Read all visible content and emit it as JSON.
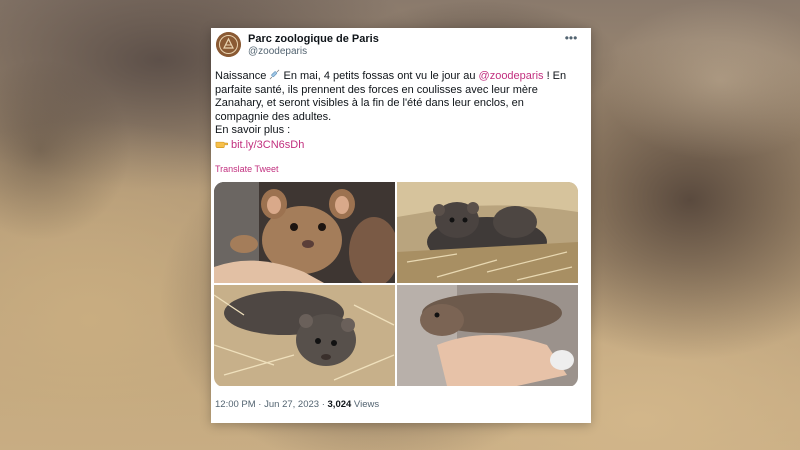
{
  "tweet": {
    "display_name": "Parc zoologique de Paris",
    "handle": "@zoodeparis",
    "more_icon": "more-horizontal-icon",
    "body": {
      "line1_prefix": "Naissance ",
      "line1_mid": " En mai, 4 petits fossas ont vu le jour au ",
      "mention": "@zoodeparis",
      "line1_suffix": " ! En parfaite santé, ils prennent des forces en coulisses avec leur mère Zanahary, et seront visibles à la fin de l'été dans leur enclos, en compagnie des adultes.",
      "more_label": "En savoir plus :",
      "link": "bit.ly/3CN6sDh"
    },
    "translate_label": "Translate Tweet",
    "photos": [
      {
        "subject": "fossa cub held in hands"
      },
      {
        "subject": "two fossa cubs on straw"
      },
      {
        "subject": "fossa cub lying on straw"
      },
      {
        "subject": "fossa cub held in hand"
      }
    ],
    "time": "12:00 PM",
    "separator": " · ",
    "date": "Jun 27, 2023",
    "views_count": "3,024",
    "views_label": " Views"
  },
  "colors": {
    "link": "#c2307f",
    "text": "#0f1419",
    "muted": "#536471"
  }
}
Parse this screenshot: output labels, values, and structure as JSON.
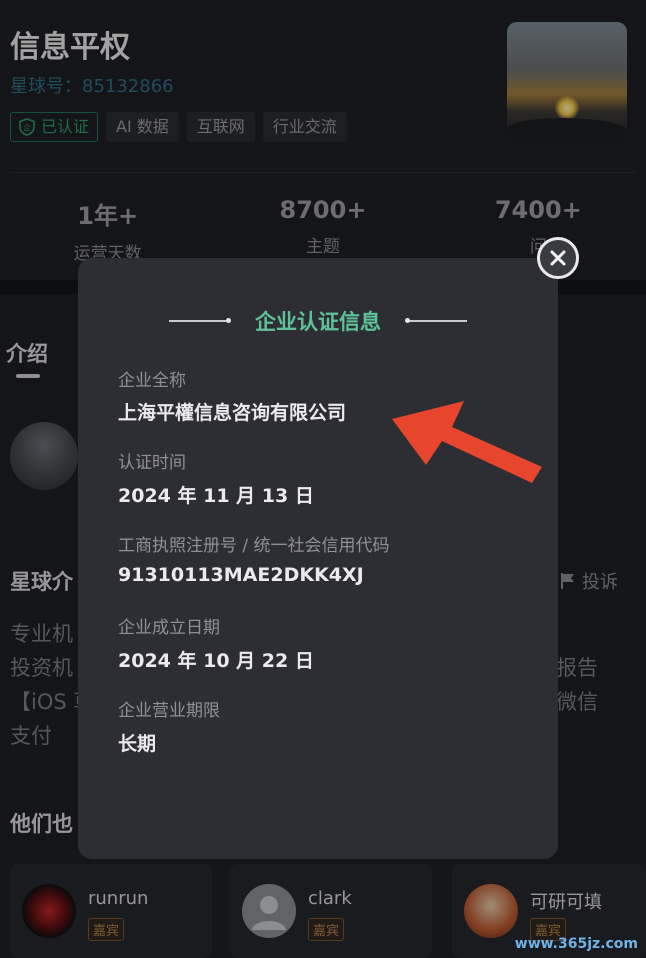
{
  "header": {
    "title": "信息平权",
    "planet_id": "星球号：85132866",
    "tags": [
      "已认证",
      "AI 数据",
      "互联网",
      "行业交流"
    ]
  },
  "stats": [
    {
      "value": "1年+",
      "label": "运营天数"
    },
    {
      "value": "8700+",
      "label": "主题"
    },
    {
      "value": "7400+",
      "label": "问"
    }
  ],
  "section": {
    "intro": "介绍",
    "planet_intro": "星球介",
    "report": "投诉",
    "desc_left": [
      "专业机",
      "投资机",
      "【iOS 草",
      "支付"
    ],
    "desc_right": [
      "报告",
      "微信"
    ],
    "others": "他们也"
  },
  "members": [
    {
      "name": "runrun",
      "badge": "嘉宾"
    },
    {
      "name": "clark",
      "badge": "嘉宾"
    },
    {
      "name": "可研可填",
      "badge": "嘉宾"
    }
  ],
  "modal": {
    "title": "企业认证信息",
    "fields": [
      {
        "label": "企业全称",
        "value": "上海平權信息咨询有限公司"
      },
      {
        "label": "认证时间",
        "value": "2024 年 11 月 13 日"
      },
      {
        "label": "工商执照注册号 / 统一社会信用代码",
        "value": "91310113MAE2DKK4XJ"
      },
      {
        "label": "企业成立日期",
        "value": "2024 年 10 月 22 日"
      },
      {
        "label": "企业营业期限",
        "value": "长期"
      }
    ]
  },
  "watermark": "www.365jz.com",
  "colors": {
    "accent_green": "#5fc29a",
    "annotation_arrow": "#e8452e",
    "planet_id_blue": "#2f6d86"
  }
}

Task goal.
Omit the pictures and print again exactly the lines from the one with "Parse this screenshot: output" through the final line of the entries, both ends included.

Answer for the task.
Parse this screenshot: output labels, values, and structure as JSON.
{
  "header": {
    "title": "信息平权",
    "planet_id": "星球号：85132866",
    "tags": [
      "已认证",
      "AI 数据",
      "互联网",
      "行业交流"
    ]
  },
  "stats": [
    {
      "value": "1年+",
      "label": "运营天数"
    },
    {
      "value": "8700+",
      "label": "主题"
    },
    {
      "value": "7400+",
      "label": "问"
    }
  ],
  "section": {
    "intro": "介绍",
    "planet_intro": "星球介",
    "report": "投诉",
    "desc_left": [
      "专业机",
      "投资机",
      "【iOS 草",
      "支付"
    ],
    "desc_right": [
      "报告",
      "微信"
    ],
    "others": "他们也"
  },
  "members": [
    {
      "name": "runrun",
      "badge": "嘉宾"
    },
    {
      "name": "clark",
      "badge": "嘉宾"
    },
    {
      "name": "可研可填",
      "badge": "嘉宾"
    }
  ],
  "modal": {
    "title": "企业认证信息",
    "fields": [
      {
        "label": "企业全称",
        "value": "上海平權信息咨询有限公司"
      },
      {
        "label": "认证时间",
        "value": "2024 年 11 月 13 日"
      },
      {
        "label": "工商执照注册号 / 统一社会信用代码",
        "value": "91310113MAE2DKK4XJ"
      },
      {
        "label": "企业成立日期",
        "value": "2024 年 10 月 22 日"
      },
      {
        "label": "企业营业期限",
        "value": "长期"
      }
    ]
  },
  "watermark": "www.365jz.com",
  "colors": {
    "accent_green": "#5fc29a",
    "annotation_arrow": "#e8452e",
    "planet_id_blue": "#2f6d86"
  }
}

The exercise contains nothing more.